“It’s been more than a week since Malaysia Airlines Flight 370 seemingly vanished into thin air,” writes CNN reporter Dana Ford. “Yet we remain glued to the story—hungry, some almost desperate, for any tidbit of news. Why?”
This is a question that seems well worth asking, as some 26 countries—and counting—along with “thousands of good Samaritans” online join forces to try and find a Boeing 777 that went missing on March 8 en route to Beijing from Kuala Lumpur.
If the truth be known, I, myself, have been able to think of little else since the crisis began and have spent the better part of my days and nights scouring the Internet for news articles and video reports that will give me minute-by-minute updates on the status of the search.
The crisis is riveting for a number of reasons, not least that we can easily put ourselves in the place of grief-stricken family members who have been made to endure an agonizing wait. Were I awaiting word about the fate of my own child, I would likely not survive news that confirmed the worst.
I’ve been thinking, though, that, for all the negative press about social networking and the impact it has on human connection, there is something very hopeful to be found in this unprecedented collective coming together across the globe, something that has us climbing down into both our deepest humanity and our fundamental animal natures.
At Paris Fashion Week, eyebrow-raising designs are nothing new, but I am alarmed by the degree to which misogyny held sway over this year’s show with its parade of gaunt models attempting to strut boldly in shapeless clothing largely designed by men—so-called fashion that strangled them at the neck, or hid their faces, or swaddled their arms, or bound their legs and feet.
Elsewhere in the world, women and girls were similarly bound by men who fear what their freedom of movement, and thought, might mean for male dominion. In Nigeria, for instance, Boko Haram insurgents, who in the name of Islam have slaughtered thousands of innocents since 2009, shot, slashed, or burned to death 59 sleeping boarding school students in the northeastern part of the country but this time spared the children in the female dormitories. “Go home and get married,” they were commanded, “and forget about western education.”
This terrible tragedy reminds us of the courageous Malala Yousafzai, who in 2009 survived a shot to the head by a brazen gunman who boarded her school bus in Pakistan’s Swat Valley and called out, “Who is Malala?” before taking aim. Later, she told the BBC that the Taliban attacked her because they “were afraid of the power of education.”
In the late 80s I became involved with a man from Iran who had fled his country’s 1979 revolt and resulting overthrow of the Shah.
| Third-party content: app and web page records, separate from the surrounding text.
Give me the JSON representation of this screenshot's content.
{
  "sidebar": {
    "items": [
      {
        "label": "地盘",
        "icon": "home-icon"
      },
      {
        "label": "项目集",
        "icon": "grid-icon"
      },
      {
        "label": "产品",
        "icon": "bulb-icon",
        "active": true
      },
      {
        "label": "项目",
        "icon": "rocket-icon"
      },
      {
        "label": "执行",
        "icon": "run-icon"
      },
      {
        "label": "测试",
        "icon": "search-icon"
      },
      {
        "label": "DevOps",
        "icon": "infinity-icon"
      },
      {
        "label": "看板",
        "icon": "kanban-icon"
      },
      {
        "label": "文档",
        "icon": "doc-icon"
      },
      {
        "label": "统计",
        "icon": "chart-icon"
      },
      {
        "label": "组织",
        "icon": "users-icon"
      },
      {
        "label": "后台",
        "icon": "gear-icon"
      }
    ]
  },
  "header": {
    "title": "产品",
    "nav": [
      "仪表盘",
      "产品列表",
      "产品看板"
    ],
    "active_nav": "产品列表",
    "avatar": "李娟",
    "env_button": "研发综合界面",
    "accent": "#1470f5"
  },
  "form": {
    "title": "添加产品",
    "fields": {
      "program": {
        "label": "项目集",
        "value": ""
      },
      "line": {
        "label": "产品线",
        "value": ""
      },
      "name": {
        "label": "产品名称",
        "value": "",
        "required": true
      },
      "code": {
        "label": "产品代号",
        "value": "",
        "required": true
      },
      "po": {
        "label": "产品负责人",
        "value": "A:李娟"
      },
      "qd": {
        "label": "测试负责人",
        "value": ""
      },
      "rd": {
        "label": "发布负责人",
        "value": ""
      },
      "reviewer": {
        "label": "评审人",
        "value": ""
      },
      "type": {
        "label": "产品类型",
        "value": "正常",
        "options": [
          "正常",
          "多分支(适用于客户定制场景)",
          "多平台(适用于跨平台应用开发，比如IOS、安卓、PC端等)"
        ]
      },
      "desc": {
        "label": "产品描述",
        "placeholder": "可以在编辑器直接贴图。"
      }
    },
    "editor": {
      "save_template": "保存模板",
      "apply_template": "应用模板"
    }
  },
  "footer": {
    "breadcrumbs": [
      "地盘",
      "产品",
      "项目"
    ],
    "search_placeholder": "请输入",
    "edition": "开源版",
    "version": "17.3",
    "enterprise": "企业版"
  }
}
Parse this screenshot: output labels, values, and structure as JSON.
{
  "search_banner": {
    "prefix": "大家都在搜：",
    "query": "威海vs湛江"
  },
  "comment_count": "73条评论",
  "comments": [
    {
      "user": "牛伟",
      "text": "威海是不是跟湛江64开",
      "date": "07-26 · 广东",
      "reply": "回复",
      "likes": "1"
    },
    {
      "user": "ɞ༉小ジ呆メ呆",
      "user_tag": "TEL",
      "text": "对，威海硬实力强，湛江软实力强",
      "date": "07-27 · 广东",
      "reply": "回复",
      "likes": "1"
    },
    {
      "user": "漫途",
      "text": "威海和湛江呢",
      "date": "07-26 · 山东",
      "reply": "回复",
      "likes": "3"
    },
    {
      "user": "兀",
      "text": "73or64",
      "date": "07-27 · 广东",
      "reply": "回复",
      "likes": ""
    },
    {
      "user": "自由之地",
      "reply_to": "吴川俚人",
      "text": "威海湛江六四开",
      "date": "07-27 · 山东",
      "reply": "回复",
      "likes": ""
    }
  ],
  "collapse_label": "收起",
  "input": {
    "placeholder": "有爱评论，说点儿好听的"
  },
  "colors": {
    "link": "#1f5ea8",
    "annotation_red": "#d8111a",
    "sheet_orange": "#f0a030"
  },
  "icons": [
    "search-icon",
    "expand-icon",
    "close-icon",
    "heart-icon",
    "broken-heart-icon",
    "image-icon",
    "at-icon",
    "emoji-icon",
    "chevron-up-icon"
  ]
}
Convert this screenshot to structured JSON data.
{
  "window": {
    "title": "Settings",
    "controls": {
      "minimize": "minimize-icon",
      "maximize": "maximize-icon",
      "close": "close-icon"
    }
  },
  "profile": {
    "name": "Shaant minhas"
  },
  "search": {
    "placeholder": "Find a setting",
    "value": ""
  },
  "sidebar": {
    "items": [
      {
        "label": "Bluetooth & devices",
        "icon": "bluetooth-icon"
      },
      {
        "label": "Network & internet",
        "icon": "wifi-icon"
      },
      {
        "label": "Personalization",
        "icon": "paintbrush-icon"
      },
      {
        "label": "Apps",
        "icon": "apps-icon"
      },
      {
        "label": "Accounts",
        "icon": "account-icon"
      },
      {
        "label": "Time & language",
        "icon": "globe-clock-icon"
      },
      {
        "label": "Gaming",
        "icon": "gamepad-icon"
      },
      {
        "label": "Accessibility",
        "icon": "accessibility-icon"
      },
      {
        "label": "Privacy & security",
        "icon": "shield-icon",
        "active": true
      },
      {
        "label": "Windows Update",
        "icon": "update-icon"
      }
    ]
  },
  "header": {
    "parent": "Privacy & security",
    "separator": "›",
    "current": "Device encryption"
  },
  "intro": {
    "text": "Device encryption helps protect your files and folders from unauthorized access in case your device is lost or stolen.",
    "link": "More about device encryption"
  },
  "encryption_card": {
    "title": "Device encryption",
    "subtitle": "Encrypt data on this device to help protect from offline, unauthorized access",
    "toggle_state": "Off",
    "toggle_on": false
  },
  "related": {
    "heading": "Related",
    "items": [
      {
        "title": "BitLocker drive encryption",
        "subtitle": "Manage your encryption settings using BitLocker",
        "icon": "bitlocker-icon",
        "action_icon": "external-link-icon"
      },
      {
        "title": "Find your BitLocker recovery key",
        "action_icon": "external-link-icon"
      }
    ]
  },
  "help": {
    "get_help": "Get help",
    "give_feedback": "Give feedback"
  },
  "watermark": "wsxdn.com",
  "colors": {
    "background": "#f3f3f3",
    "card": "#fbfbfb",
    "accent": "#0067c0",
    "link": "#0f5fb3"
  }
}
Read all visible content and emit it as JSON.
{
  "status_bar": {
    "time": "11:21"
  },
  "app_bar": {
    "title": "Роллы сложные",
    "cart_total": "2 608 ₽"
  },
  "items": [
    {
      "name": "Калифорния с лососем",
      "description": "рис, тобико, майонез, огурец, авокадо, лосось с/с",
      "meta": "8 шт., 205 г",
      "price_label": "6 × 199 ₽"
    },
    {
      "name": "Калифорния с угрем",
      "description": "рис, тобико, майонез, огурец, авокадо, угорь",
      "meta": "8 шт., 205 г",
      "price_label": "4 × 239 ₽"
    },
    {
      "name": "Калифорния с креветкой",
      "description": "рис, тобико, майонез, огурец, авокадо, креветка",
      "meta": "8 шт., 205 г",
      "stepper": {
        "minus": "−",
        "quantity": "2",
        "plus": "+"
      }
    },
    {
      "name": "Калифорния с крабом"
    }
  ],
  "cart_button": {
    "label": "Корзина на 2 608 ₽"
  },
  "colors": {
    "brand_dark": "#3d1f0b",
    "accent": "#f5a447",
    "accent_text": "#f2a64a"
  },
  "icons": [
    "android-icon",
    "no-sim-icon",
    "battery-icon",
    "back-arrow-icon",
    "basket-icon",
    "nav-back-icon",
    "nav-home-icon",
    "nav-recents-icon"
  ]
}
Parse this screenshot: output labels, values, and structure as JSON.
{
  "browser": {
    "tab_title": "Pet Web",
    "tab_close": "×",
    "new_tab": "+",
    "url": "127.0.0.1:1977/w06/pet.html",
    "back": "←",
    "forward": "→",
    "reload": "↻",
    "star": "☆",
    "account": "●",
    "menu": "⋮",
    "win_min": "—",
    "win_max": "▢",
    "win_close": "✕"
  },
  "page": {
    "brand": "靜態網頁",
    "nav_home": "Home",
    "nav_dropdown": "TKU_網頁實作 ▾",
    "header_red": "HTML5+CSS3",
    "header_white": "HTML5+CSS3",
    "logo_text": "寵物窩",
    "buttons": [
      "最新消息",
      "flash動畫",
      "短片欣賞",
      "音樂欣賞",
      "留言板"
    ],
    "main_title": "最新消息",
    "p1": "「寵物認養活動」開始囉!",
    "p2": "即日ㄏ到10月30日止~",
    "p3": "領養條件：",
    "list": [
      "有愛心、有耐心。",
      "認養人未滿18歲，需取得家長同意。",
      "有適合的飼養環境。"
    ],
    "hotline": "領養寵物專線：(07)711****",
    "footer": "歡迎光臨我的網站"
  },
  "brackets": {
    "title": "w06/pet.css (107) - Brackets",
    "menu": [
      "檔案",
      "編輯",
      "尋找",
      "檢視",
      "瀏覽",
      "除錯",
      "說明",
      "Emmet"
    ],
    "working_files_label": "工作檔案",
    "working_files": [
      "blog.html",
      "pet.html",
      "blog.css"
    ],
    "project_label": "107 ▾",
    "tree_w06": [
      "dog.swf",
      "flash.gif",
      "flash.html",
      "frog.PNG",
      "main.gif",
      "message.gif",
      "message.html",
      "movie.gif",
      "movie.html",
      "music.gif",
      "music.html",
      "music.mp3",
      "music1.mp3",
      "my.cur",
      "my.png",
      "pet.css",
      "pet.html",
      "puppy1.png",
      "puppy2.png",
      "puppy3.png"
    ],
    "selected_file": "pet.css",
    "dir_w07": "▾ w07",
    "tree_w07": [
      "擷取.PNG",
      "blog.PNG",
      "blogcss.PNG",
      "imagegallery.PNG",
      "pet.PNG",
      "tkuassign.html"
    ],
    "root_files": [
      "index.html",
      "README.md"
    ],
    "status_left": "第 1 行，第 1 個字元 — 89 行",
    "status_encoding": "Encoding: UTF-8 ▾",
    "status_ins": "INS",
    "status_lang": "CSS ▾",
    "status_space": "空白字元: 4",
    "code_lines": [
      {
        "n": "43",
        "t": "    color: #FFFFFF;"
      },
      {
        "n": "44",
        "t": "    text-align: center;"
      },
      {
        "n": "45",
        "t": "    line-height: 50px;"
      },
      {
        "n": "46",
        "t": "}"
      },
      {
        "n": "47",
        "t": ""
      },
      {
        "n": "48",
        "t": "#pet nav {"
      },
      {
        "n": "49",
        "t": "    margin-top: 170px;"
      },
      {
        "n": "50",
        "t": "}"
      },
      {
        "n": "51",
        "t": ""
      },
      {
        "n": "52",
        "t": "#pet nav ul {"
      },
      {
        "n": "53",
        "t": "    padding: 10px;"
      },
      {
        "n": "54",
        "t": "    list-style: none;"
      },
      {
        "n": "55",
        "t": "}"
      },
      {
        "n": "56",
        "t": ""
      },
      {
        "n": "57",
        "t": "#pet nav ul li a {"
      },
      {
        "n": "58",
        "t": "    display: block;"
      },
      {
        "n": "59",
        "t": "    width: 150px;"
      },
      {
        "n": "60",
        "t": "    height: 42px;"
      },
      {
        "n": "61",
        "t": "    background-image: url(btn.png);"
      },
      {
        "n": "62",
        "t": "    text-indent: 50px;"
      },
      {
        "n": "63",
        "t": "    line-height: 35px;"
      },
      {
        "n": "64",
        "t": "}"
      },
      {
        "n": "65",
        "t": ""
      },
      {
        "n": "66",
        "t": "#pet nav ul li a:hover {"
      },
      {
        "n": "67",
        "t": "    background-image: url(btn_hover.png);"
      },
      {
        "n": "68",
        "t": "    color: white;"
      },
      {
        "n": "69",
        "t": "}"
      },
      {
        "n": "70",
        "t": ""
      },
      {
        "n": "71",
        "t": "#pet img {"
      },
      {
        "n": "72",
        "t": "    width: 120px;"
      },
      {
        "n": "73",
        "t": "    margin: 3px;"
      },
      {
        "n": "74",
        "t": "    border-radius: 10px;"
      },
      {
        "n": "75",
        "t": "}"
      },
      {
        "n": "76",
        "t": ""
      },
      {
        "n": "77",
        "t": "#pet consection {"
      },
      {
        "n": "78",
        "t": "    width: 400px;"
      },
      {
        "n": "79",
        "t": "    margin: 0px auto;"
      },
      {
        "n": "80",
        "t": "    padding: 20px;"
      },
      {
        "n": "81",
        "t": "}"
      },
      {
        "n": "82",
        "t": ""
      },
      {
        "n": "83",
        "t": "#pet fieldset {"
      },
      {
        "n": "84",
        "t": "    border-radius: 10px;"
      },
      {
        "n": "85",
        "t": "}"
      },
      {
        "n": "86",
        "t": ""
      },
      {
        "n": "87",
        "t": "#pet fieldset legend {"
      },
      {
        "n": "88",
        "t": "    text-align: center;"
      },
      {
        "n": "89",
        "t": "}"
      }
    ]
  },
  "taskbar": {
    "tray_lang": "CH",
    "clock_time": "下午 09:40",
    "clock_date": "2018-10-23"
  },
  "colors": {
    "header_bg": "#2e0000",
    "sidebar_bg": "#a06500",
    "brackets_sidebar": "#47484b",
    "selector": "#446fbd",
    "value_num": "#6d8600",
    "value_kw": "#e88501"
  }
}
I remained with him for about four years despite a very troubling second date, where we picnicked in a graveyard. I remember only that I was describing for him a belief I held — though about what I cannot recall. “Did you come up with that idea all on your own,” he had wanted to know, “or did you read it somewhere?” Some time later he told me I probably would have been killed had I lived in Iran during the Islamic Revolution.